[Data extract — start]
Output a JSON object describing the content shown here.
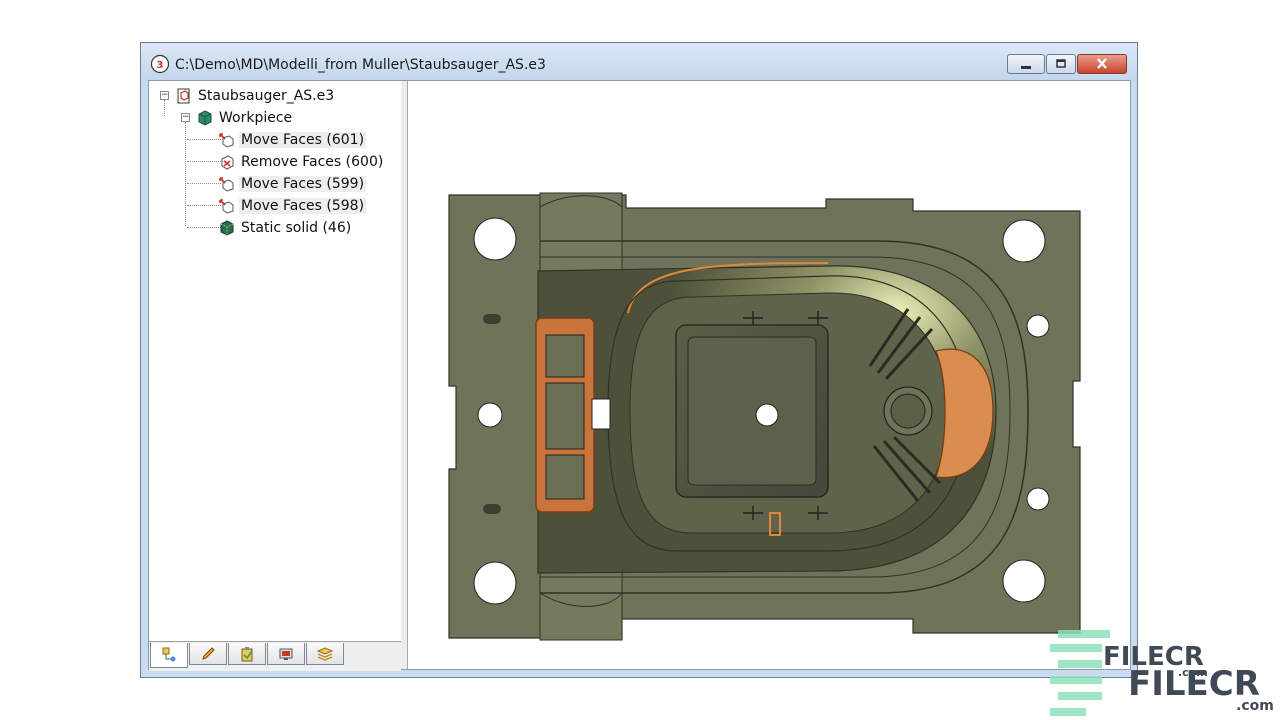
{
  "window": {
    "title": "C:\\Demo\\MD\\Modelli_from Muller\\Staubsauger_AS.e3",
    "controls": [
      "minimize-icon",
      "maximize-icon",
      "close-icon"
    ]
  },
  "tree": {
    "root": {
      "label": "Staubsauger_AS.e3",
      "icon": "document-3d-icon"
    },
    "workpiece": {
      "label": "Workpiece",
      "icon": "cube-icon"
    },
    "features": [
      {
        "label": "Move Faces (601)",
        "icon": "move-faces-icon"
      },
      {
        "label": "Remove Faces (600)",
        "icon": "remove-faces-icon"
      },
      {
        "label": "Move Faces (599)",
        "icon": "move-faces-icon"
      },
      {
        "label": "Move Faces (598)",
        "icon": "move-faces-icon"
      },
      {
        "label": "Static solid (46)",
        "icon": "static-solid-icon"
      }
    ]
  },
  "tabs": [
    {
      "icon": "tree-view-icon",
      "active": true
    },
    {
      "icon": "pencil-icon",
      "active": false
    },
    {
      "icon": "clipboard-icon",
      "active": false
    },
    {
      "icon": "display-icon",
      "active": false
    },
    {
      "icon": "layers-icon",
      "active": false
    }
  ],
  "viewport": {
    "content": "mold-cavity-3d-model"
  },
  "watermark": {
    "brand": "FILECR",
    "suffix": ".com"
  },
  "colors": {
    "model_body": "#6b6f55",
    "highlight_orange": "#e0863f",
    "title_bar": "#c9dbee"
  }
}
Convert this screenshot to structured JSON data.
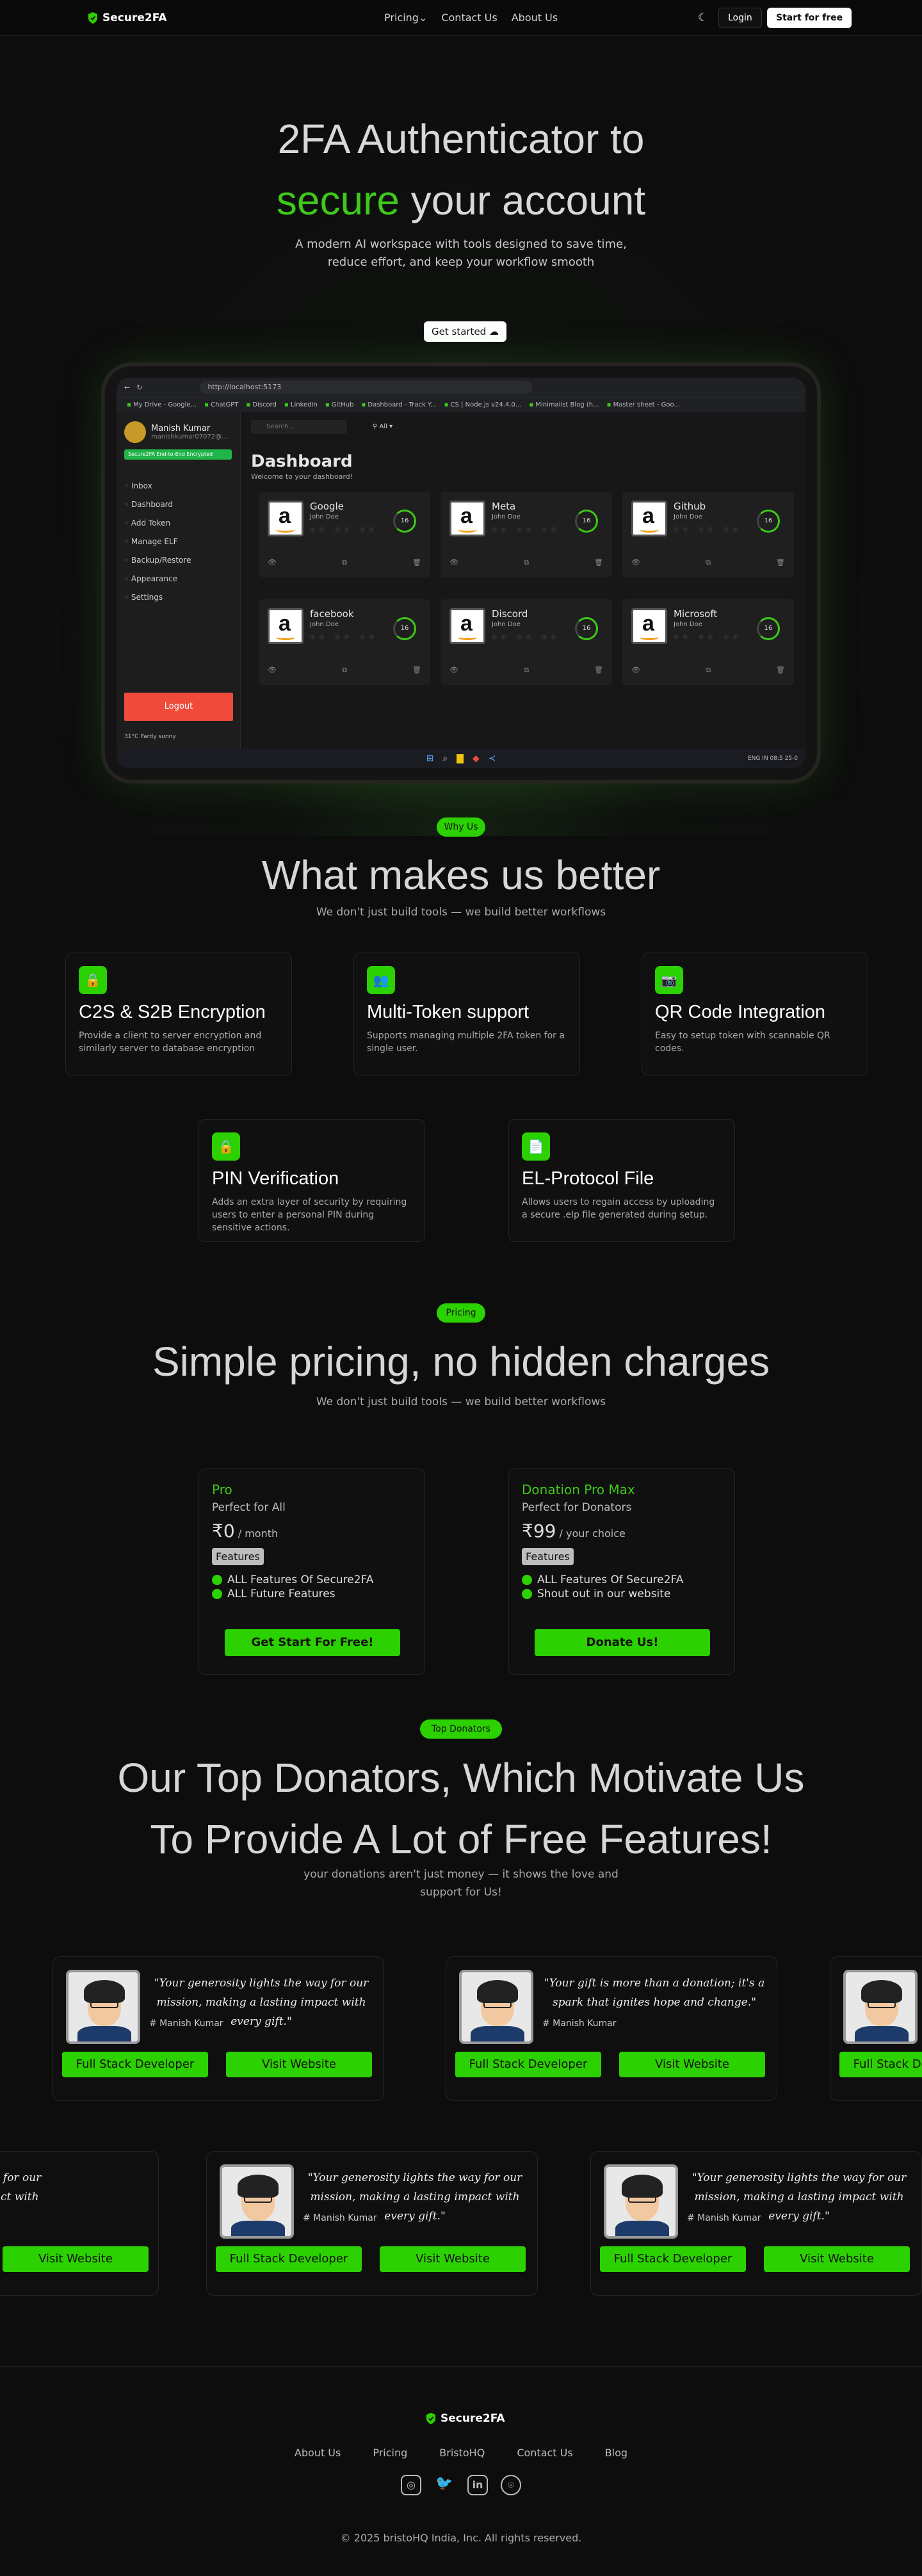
{
  "nav": {
    "brand": "Secure2FA",
    "links": [
      "Pricing",
      "Contact Us",
      "About Us"
    ],
    "login": "Login",
    "start": "Start for free"
  },
  "hero": {
    "line1": "2FA Authenticator to",
    "line2_green": "secure",
    "line2_rest": " your account",
    "subtitle": "A modern AI workspace with tools designed to save time, reduce effort, and keep your workflow smooth",
    "cta": "Get started"
  },
  "mockup": {
    "url": "http://localhost:5173",
    "bookmarks": [
      "My Drive - Google...",
      "ChatGPT",
      "Discord",
      "LinkedIn",
      "GitHub",
      "Dashboard - Track Y...",
      "CS | Node.js v24.4.0...",
      "Minimalist Blog (h...",
      "Master sheet - Goo..."
    ],
    "user_name": "Manish Kumar",
    "user_email": "manishkumar07072@...",
    "secure_bar": "Secure2FA End-to-End Encrypted",
    "menu": [
      "Inbox",
      "Dashboard",
      "Add Token",
      "Manage ELF",
      "Backup/Restore",
      "Appearance",
      "Settings"
    ],
    "logout": "Logout",
    "weather": "31°C Partly sunny",
    "search_placeholder": "Search...",
    "filter": "All",
    "dash_title": "Dashboard",
    "dash_sub": "Welcome to your dashboard!",
    "tokens": [
      {
        "name": "Google",
        "user": "John Doe",
        "timer": "16"
      },
      {
        "name": "Meta",
        "user": "John Doe",
        "timer": "16"
      },
      {
        "name": "Github",
        "user": "John Doe",
        "timer": "16"
      },
      {
        "name": "facebook",
        "user": "John Doe",
        "timer": "16"
      },
      {
        "name": "Discord",
        "user": "John Doe",
        "timer": "16"
      },
      {
        "name": "Microsoft",
        "user": "John Doe",
        "timer": "16"
      }
    ],
    "code_mask": "•• •• ••",
    "tray": "ENG IN",
    "clock": "08:5 25-0"
  },
  "features": {
    "pill": "Why Us",
    "title": "What makes us better",
    "subtitle": "We don't just build tools — we build better workflows",
    "cards": [
      {
        "title": "C2S & S2B Encryption",
        "desc": "Provide a client to server encryption and similarly server to database encryption"
      },
      {
        "title": "Multi-Token support",
        "desc": "Supports managing multiple 2FA token for a single user."
      },
      {
        "title": "QR Code Integration",
        "desc": "Easy to setup token with scannable QR codes."
      },
      {
        "title": "PIN Verification",
        "desc": "Adds an extra layer of security by requiring users to enter a personal PIN during sensitive actions."
      },
      {
        "title": "EL-Protocol File",
        "desc": "Allows users to regain access by uploading a secure .elp file generated during setup."
      }
    ]
  },
  "pricing": {
    "pill": "Pricing",
    "title": "Simple pricing, no hidden charges",
    "subtitle": "We don't just build tools — we build better workflows",
    "plans": [
      {
        "name": "Pro",
        "for": "Perfect for All",
        "price": "₹0",
        "period": " / month",
        "features_label": "Features",
        "items": [
          "ALL Features Of Secure2FA",
          "ALL Future Features"
        ],
        "cta": "Get Start For Free!"
      },
      {
        "name": "Donation Pro Max",
        "for": "Perfect for Donators",
        "price": "₹99",
        "period": " / your choice",
        "features_label": "Features",
        "items": [
          "ALL Features Of Secure2FA",
          "Shout out in our website"
        ],
        "cta": "Donate Us!"
      }
    ]
  },
  "donators": {
    "pill": "Top Donators",
    "title_line1": "Our Top Donators, Which Motivate Us",
    "title_line2": "To Provide A Lot of Free Features!",
    "subtitle": "your donations aren't just money — it shows the love and support for Us!",
    "quote_a": "\"Your generosity lights the way for our mission, making a lasting impact with every gift.\"",
    "quote_b": "\"Your gift is more than a donation; it's a spark that ignites hope and change.\"",
    "name": "# Manish Kumar",
    "role": "Full Stack Developer",
    "visit": "Visit Website"
  },
  "footer": {
    "brand": "Secure2FA",
    "links": [
      "About Us",
      "Pricing",
      "BristoHQ",
      "Contact Us",
      "Blog"
    ],
    "social": [
      "instagram-icon",
      "twitter-icon",
      "linkedin-icon",
      "github-icon"
    ],
    "copyright": "© 2025 bristoHQ India, Inc. All rights reserved."
  },
  "colors": {
    "accent": "#2bd100",
    "accent_text": "#3ec91a",
    "logout": "#ef4a3a",
    "background": "#0d0d0d"
  }
}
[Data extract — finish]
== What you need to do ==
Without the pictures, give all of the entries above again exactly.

== Answer space ==
Output a JSON object describing the content shown here.
{
  "window": {
    "title": "C:\\Demo\\MD\\Modelli_from Muller\\Staubsauger_AS.e3",
    "controls": [
      "minimize-icon",
      "maximize-icon",
      "close-icon"
    ]
  },
  "tree": {
    "root": {
      "label": "Staubsauger_AS.e3",
      "icon": "document-3d-icon"
    },
    "workpiece": {
      "label": "Workpiece",
      "icon": "cube-icon"
    },
    "features": [
      {
        "label": "Move Faces (601)",
        "icon": "move-faces-icon"
      },
      {
        "label": "Remove Faces (600)",
        "icon": "remove-faces-icon"
      },
      {
        "label": "Move Faces (599)",
        "icon": "move-faces-icon"
      },
      {
        "label": "Move Faces (598)",
        "icon": "move-faces-icon"
      },
      {
        "label": "Static solid (46)",
        "icon": "static-solid-icon"
      }
    ]
  },
  "tabs": [
    {
      "icon": "tree-view-icon",
      "active": true
    },
    {
      "icon": "pencil-icon",
      "active": false
    },
    {
      "icon": "clipboard-icon",
      "active": false
    },
    {
      "icon": "display-icon",
      "active": false
    },
    {
      "icon": "layers-icon",
      "active": false
    }
  ],
  "viewport": {
    "content": "mold-cavity-3d-model"
  },
  "watermark": {
    "brand": "FILECR",
    "suffix": ".com"
  },
  "colors": {
    "model_body": "#6b6f55",
    "highlight_orange": "#e0863f",
    "title_bar": "#c9dbee"
  }
}
Convert this screenshot to structured JSON data.
{
  "nav": {
    "brand": "Secure2FA",
    "links": [
      "Pricing",
      "Contact Us",
      "About Us"
    ],
    "login": "Login",
    "start": "Start for free"
  },
  "hero": {
    "line1": "2FA Authenticator to",
    "line2_green": "secure",
    "line2_rest": " your account",
    "subtitle": "A modern AI workspace with tools designed to save time, reduce effort, and keep your workflow smooth",
    "cta": "Get started"
  },
  "mockup": {
    "url": "http://localhost:5173",
    "bookmarks": [
      "My Drive - Google...",
      "ChatGPT",
      "Discord",
      "LinkedIn",
      "GitHub",
      "Dashboard - Track Y...",
      "CS | Node.js v24.4.0...",
      "Minimalist Blog (h...",
      "Master sheet - Goo..."
    ],
    "user_name": "Manish Kumar",
    "user_email": "manishkumar07072@...",
    "secure_bar": "Secure2FA End-to-End Encrypted",
    "menu": [
      "Inbox",
      "Dashboard",
      "Add Token",
      "Manage ELF",
      "Backup/Restore",
      "Appearance",
      "Settings"
    ],
    "logout": "Logout",
    "weather": "31°C Partly sunny",
    "search_placeholder": "Search...",
    "filter": "All",
    "dash_title": "Dashboard",
    "dash_sub": "Welcome to your dashboard!",
    "tokens": [
      {
        "name": "Google",
        "user": "John Doe",
        "timer": "16"
      },
      {
        "name": "Meta",
        "user": "John Doe",
        "timer": "16"
      },
      {
        "name": "Github",
        "user": "John Doe",
        "timer": "16"
      },
      {
        "name": "facebook",
        "user": "John Doe",
        "timer": "16"
      },
      {
        "name": "Discord",
        "user": "John Doe",
        "timer": "16"
      },
      {
        "name": "Microsoft",
        "user": "John Doe",
        "timer": "16"
      }
    ],
    "code_mask": "•• •• ••",
    "tray": "ENG IN",
    "clock": "08:5 25-0"
  },
  "features": {
    "pill": "Why Us",
    "title": "What makes us better",
    "subtitle": "We don't just build tools — we build better workflows",
    "cards": [
      {
        "title": "C2S & S2B Encryption",
        "desc": "Provide a client to server encryption and similarly server to database encryption"
      },
      {
        "title": "Multi-Token support",
        "desc": "Supports managing multiple 2FA token for a single user."
      },
      {
        "title": "QR Code Integration",
        "desc": "Easy to setup token with scannable QR codes."
      },
      {
        "title": "PIN Verification",
        "desc": "Adds an extra layer of security by requiring users to enter a personal PIN during sensitive actions."
      },
      {
        "title": "EL-Protocol File",
        "desc": "Allows users to regain access by uploading a secure .elp file generated during setup."
      }
    ]
  },
  "pricing": {
    "pill": "Pricing",
    "title": "Simple pricing, no hidden charges",
    "subtitle": "We don't just build tools — we build better workflows",
    "plans": [
      {
        "name": "Pro",
        "for": "Perfect for All",
        "price": "₹0",
        "period": " / month",
        "features_label": "Features",
        "items": [
          "ALL Features Of Secure2FA",
          "ALL Future Features"
        ],
        "cta": "Get Start For Free!"
      },
      {
        "name": "Donation Pro Max",
        "for": "Perfect for Donators",
        "price": "₹99",
        "period": " / your choice",
        "features_label": "Features",
        "items": [
          "ALL Features Of Secure2FA",
          "Shout out in our website"
        ],
        "cta": "Donate Us!"
      }
    ]
  },
  "donators": {
    "pill": "Top Donators",
    "title_line1": "Our Top Donators, Which Motivate Us",
    "title_line2": "To Provide A Lot of Free Features!",
    "subtitle": "your donations aren't just money — it shows the love and support for Us!",
    "quote_a": "\"Your generosity lights the way for our mission, making a lasting impact with every gift.\"",
    "quote_b": "\"Your gift is more than a donation; it's a spark that ignites hope and change.\"",
    "name": "# Manish Kumar",
    "role": "Full Stack Developer",
    "visit": "Visit Website"
  },
  "footer": {
    "brand": "Secure2FA",
    "links": [
      "About Us",
      "Pricing",
      "BristoHQ",
      "Contact Us",
      "Blog"
    ],
    "social": [
      "instagram-icon",
      "twitter-icon",
      "linkedin-icon",
      "github-icon"
    ],
    "copyright": "© 2025 bristoHQ India, Inc. All rights reserved."
  },
  "colors": {
    "accent": "#2bd100",
    "accent_text": "#3ec91a",
    "logout": "#ef4a3a",
    "background": "#0d0d0d"
  }
}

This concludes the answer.